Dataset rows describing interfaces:
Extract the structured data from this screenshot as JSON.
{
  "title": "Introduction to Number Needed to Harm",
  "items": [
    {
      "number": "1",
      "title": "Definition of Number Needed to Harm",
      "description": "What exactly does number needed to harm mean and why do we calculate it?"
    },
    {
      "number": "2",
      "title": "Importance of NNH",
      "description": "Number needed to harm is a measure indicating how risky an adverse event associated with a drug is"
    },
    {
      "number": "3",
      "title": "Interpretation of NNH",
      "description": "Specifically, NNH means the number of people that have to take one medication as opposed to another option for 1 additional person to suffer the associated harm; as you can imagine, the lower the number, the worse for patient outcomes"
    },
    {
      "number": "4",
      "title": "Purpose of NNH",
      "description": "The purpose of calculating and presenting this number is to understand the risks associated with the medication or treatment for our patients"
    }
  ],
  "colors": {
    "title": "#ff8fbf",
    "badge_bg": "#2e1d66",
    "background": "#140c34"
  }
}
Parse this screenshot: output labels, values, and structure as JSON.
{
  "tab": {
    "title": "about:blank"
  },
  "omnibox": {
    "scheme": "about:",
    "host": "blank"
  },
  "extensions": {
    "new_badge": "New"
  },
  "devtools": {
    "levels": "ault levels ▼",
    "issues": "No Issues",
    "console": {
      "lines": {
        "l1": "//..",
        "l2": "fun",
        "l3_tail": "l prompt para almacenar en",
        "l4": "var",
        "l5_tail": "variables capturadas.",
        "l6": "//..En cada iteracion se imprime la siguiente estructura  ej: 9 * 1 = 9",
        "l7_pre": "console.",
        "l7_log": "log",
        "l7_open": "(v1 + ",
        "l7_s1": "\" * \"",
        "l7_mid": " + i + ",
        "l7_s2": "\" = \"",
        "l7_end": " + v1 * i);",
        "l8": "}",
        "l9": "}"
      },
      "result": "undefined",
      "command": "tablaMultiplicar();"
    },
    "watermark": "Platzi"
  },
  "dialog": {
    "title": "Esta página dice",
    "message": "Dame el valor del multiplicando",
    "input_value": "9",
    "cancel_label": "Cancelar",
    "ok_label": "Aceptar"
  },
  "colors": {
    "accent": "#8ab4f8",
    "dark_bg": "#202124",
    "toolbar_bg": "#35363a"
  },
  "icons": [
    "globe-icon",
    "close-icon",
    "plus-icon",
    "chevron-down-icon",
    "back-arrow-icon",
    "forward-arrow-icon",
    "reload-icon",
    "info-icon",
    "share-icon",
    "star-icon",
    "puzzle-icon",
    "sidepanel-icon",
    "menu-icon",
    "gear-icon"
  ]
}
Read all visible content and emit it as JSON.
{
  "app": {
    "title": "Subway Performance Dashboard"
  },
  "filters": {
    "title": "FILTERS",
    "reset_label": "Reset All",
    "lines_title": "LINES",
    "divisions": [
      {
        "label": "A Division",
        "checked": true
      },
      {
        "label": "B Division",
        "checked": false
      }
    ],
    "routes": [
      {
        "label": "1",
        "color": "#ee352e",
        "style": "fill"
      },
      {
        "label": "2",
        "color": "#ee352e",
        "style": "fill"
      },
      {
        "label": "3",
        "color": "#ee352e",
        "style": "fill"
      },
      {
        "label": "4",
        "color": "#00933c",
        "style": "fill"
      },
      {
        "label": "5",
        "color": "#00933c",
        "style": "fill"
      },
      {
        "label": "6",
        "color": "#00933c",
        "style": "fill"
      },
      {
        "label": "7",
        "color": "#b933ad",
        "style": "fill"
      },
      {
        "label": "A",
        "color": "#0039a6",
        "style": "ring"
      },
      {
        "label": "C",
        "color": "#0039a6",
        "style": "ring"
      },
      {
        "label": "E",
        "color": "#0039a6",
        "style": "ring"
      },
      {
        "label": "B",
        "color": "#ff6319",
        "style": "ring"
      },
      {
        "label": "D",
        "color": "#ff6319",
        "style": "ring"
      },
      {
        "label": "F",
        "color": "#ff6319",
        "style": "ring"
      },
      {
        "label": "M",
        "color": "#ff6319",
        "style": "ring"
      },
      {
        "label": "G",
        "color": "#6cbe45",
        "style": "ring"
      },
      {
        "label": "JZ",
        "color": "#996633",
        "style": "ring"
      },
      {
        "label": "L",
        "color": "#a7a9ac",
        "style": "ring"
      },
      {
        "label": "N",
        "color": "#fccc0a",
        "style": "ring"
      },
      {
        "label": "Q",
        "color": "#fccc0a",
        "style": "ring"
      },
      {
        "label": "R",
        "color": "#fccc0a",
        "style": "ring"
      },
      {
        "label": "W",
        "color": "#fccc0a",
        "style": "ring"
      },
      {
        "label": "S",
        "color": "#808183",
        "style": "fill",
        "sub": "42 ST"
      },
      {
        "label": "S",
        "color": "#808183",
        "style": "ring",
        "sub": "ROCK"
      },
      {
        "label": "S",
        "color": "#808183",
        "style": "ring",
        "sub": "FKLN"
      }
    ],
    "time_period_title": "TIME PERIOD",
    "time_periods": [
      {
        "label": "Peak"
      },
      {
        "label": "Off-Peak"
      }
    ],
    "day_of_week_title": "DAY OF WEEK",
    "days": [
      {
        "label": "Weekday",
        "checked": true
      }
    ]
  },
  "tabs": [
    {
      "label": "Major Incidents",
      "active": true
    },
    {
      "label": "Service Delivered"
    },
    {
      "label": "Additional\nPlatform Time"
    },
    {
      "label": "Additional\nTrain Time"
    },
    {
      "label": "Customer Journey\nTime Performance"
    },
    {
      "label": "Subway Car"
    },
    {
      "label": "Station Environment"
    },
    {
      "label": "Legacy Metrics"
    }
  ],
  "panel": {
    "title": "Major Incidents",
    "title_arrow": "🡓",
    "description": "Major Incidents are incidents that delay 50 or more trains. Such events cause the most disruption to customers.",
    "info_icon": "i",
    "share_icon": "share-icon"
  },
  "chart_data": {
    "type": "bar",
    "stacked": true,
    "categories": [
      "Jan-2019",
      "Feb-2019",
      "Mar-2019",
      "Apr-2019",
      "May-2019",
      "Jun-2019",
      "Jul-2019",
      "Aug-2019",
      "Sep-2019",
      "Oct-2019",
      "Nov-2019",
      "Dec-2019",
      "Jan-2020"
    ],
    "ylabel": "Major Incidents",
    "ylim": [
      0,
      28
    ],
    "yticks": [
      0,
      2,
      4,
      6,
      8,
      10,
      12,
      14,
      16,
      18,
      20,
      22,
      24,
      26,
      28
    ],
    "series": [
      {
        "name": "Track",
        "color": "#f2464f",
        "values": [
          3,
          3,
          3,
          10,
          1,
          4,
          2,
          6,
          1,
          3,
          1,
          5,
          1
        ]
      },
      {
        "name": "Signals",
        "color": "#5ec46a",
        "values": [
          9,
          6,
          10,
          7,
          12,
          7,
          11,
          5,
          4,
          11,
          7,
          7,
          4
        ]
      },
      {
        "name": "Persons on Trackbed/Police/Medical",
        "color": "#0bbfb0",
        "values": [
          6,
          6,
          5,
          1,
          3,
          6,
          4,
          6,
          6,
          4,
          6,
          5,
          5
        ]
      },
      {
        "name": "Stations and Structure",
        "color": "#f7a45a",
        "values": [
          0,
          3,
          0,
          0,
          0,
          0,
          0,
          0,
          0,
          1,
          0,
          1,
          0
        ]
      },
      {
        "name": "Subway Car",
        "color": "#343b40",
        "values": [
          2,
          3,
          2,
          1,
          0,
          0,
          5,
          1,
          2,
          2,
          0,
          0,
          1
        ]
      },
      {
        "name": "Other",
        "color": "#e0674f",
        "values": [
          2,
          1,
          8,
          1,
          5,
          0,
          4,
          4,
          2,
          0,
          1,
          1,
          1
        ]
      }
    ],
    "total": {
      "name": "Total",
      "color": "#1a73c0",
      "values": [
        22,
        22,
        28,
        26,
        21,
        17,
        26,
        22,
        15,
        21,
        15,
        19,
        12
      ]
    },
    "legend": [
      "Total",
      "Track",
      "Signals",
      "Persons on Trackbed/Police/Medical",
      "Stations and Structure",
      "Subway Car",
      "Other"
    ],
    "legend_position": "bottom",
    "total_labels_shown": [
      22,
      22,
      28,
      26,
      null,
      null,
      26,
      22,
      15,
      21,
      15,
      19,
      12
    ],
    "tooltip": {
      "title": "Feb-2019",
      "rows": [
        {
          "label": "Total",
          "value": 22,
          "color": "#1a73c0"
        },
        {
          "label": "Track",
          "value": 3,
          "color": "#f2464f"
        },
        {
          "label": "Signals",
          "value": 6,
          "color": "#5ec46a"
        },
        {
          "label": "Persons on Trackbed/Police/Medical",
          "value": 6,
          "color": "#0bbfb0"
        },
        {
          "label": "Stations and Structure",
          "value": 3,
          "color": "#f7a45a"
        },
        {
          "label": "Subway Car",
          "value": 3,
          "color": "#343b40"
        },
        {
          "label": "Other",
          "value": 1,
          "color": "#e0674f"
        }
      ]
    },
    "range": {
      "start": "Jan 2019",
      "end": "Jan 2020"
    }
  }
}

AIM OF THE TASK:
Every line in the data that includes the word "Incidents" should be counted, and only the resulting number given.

EXERCISE OUTPUT:
4